100 Best Restaurants 2011: Eola

No. 35

Only the top 40 restaurants were ranked in 2011's Best Restaurants list.

Some chefs stud their menus with pork trotters, tripe, and other unlovely bits of the pig in an attempt to titillate while keeping costs down, but chef Daniel Singhofen has emerged as an especially fervent evangelist of the off-cut. He has made his cozy rowhouse restaurant a mecca for lovers of pork fat and offal.

Thin slices of beef or pork heart form the basis of the amuse-bouche he sends out, and appetizers include such eyebrow-raising entrées as chicken-fried tongue (meltingly delicious), crispy pig ears, and tortellini stuffed with pig’s brain. Singhofen’s idea of playing it safe? Foie gras gnocchi and a BLT of cured foie gras on truffled brioche.

Singhofen champions local products—most meats come from a farm in Maryland, Virginia, or Pennsylvania—and he’s a dutiful artisan. His dinner rolls, flavored with black nigella seeds and pink salt, are made in-house, as are the pastas (the best of them, like the tagliatelle, summon the spirit of an Italian grandmother).

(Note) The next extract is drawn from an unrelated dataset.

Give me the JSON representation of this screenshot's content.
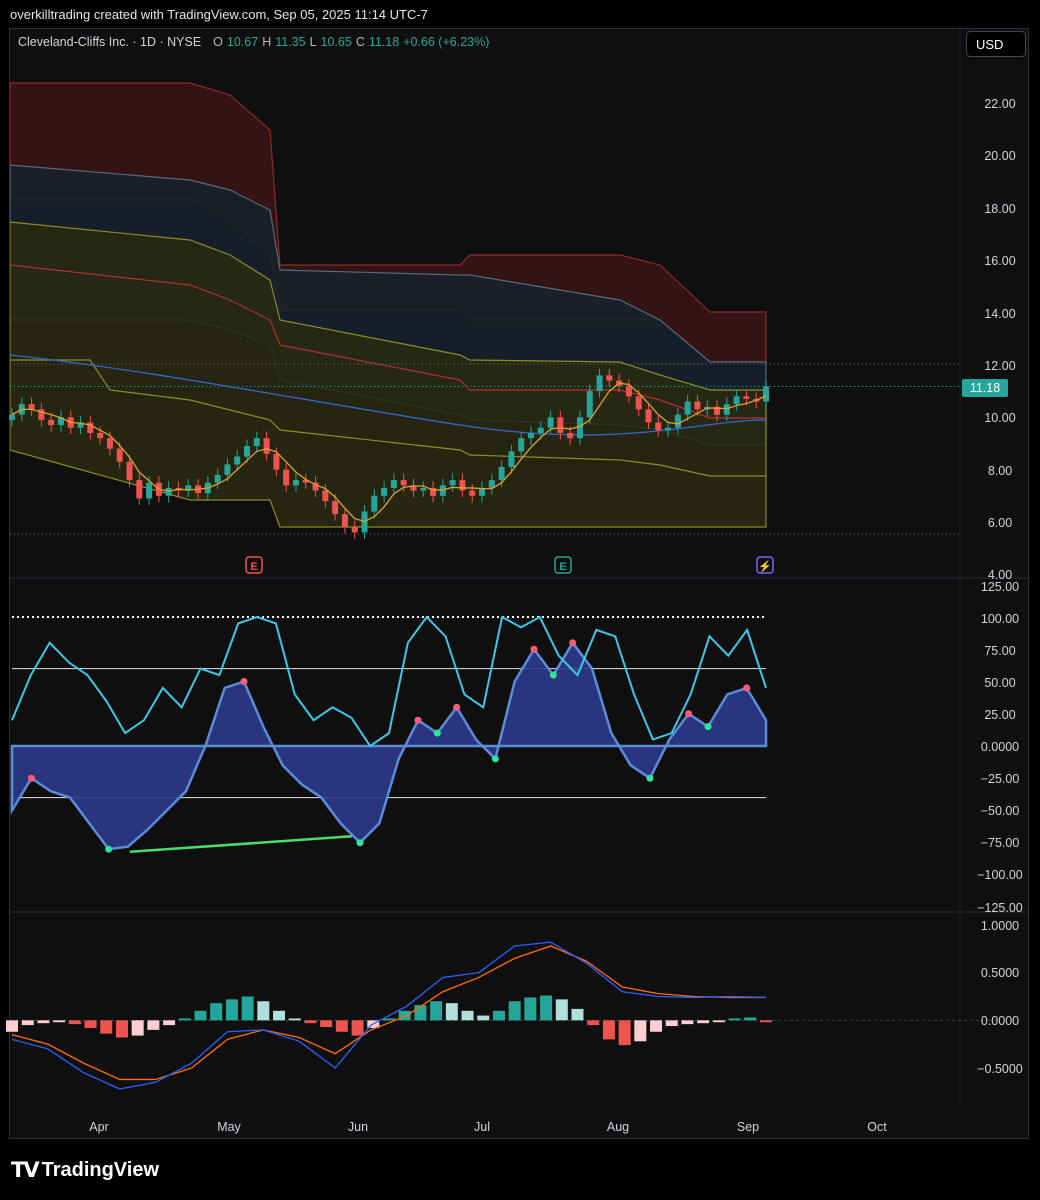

There are caveats: Plates are small and expensive, and there’s little pampering. The excitement of eating here is much like following a new band—of watching a young chef and an emerging restaurant take chances and grow.

Also good: Roast pheasant with glazed vegetables; almond cake; pain perdu.

Open Tuesday through Saturday for dinner. Expensive.

>> See all of 2011's Best Restaurants


Ann Limpert
Executive Food Editor/Critic

Ann Limpert joined Washingtonian in late 2003. She was previously an editorial assistant at Entertainment Weekly and a cook in New York restaurant kitchens, and she is a graduate of the Institute of Culinary Education. She lives in Logan Circle.